**WORK TO COMPLETE:** In the records below, which lines include "rank"? Copy them.

AVAILABLE DATA section start

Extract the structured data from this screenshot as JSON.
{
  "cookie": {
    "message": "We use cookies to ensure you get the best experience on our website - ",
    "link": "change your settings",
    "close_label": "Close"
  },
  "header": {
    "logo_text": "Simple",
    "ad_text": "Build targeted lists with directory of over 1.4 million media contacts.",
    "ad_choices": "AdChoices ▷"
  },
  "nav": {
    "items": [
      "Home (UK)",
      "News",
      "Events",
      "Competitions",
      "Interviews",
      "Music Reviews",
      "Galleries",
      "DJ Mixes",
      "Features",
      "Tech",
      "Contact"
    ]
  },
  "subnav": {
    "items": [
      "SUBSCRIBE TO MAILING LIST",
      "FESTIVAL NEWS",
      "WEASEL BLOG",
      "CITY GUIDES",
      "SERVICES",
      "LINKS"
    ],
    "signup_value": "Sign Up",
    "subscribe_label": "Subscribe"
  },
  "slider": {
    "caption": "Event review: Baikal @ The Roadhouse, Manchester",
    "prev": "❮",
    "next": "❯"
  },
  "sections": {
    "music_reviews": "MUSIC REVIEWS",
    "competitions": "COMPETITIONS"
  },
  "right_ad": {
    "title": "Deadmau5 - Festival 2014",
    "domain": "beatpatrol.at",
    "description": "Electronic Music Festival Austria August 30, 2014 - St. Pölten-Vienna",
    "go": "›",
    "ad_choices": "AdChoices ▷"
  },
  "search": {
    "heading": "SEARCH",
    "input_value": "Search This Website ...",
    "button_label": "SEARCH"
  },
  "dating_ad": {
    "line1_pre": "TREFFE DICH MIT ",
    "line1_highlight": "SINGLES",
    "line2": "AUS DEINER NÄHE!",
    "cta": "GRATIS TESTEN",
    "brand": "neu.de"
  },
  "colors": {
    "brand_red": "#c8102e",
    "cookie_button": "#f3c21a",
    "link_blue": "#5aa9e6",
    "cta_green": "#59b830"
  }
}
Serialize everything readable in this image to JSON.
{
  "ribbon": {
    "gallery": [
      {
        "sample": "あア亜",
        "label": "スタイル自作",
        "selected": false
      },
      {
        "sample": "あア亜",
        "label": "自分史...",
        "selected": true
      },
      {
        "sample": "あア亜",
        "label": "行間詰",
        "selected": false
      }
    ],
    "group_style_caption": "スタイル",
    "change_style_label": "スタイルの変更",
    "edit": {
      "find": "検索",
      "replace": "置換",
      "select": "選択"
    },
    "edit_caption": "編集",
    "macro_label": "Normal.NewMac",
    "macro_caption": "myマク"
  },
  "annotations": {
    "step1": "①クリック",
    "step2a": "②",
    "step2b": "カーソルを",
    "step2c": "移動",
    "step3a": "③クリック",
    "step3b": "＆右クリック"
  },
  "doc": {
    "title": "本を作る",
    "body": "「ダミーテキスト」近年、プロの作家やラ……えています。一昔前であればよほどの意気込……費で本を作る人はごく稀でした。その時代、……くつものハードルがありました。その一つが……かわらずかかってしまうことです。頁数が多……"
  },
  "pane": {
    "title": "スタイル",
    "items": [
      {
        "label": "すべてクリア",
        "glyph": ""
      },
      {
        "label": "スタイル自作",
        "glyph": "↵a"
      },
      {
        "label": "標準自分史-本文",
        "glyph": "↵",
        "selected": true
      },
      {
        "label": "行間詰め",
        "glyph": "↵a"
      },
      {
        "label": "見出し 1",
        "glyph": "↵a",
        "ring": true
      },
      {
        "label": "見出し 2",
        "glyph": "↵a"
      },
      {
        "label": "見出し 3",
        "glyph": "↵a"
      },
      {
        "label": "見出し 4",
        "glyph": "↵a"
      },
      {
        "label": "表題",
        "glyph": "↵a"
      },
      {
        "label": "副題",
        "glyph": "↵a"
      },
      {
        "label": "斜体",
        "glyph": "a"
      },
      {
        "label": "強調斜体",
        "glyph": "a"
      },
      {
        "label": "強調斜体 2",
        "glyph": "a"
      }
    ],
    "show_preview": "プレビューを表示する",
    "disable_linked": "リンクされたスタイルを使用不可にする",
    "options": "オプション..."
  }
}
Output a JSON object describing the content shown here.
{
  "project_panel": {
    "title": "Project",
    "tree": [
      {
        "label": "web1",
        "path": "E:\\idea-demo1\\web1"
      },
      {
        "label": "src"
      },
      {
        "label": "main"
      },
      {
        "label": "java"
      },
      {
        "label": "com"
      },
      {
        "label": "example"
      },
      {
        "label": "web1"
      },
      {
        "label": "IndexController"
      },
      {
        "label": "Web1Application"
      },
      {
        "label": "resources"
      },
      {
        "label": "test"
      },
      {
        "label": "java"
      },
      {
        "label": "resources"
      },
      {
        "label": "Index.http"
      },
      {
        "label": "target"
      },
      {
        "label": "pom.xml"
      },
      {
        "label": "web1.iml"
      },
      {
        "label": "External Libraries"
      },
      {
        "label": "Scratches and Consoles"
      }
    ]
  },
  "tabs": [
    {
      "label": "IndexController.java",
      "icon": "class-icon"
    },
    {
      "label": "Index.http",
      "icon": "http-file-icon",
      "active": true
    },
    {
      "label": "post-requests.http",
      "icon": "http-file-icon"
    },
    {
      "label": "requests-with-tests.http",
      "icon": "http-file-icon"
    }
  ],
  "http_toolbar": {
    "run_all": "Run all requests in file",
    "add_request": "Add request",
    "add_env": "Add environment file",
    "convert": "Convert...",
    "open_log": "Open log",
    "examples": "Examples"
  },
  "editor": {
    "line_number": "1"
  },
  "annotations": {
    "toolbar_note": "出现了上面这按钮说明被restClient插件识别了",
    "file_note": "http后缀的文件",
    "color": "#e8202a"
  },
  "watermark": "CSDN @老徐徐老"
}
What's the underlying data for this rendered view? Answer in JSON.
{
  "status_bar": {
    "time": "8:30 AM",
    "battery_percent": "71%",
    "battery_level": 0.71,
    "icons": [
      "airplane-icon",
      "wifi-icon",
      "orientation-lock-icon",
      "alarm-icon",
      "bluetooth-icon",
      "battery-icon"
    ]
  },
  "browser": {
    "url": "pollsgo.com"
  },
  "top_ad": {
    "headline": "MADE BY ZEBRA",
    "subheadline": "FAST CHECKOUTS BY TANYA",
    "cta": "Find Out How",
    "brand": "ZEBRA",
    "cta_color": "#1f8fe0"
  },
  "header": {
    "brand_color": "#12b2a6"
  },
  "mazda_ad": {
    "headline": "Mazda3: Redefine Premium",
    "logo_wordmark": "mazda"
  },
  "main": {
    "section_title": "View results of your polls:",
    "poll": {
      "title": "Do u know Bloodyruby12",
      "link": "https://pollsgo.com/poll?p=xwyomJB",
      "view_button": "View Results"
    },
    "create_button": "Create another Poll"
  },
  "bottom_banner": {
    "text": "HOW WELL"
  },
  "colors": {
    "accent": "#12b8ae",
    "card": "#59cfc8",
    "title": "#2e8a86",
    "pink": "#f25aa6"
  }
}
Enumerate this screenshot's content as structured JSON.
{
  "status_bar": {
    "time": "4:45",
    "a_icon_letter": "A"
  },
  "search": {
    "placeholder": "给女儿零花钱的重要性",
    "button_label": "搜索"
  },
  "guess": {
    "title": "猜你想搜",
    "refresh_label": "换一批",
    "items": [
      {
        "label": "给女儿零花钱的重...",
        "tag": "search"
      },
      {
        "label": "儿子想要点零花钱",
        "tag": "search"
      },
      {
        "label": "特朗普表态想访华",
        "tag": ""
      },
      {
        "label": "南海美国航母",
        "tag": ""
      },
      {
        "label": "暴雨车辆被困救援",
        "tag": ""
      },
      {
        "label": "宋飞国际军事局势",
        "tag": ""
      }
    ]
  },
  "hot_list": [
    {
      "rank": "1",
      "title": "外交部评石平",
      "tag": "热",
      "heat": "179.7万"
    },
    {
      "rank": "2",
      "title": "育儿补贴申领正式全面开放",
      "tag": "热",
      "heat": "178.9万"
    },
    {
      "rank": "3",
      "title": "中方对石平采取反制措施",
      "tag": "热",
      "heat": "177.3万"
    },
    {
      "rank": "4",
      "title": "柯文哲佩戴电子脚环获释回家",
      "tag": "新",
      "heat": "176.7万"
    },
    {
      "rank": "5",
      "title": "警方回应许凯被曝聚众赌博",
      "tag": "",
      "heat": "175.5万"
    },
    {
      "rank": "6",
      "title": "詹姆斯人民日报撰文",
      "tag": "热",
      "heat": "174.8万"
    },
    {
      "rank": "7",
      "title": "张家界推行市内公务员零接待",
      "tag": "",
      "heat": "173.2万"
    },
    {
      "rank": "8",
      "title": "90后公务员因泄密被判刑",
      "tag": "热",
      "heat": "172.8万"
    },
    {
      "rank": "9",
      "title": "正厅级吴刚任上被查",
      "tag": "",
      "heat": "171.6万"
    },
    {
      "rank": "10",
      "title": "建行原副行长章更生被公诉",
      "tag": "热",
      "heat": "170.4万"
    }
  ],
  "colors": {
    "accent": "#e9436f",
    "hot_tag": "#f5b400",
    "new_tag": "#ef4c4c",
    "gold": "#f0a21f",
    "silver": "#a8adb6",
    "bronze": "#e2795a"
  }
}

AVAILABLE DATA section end

**COMPLETED TASK:**
      "rank": "1",
      "rank": "2",
      "rank": "3",
      "rank": "4",
      "rank": "5",
      "rank": "6",
      "rank": "7",
      "rank": "8",
      "rank": "9",
      "rank": "10",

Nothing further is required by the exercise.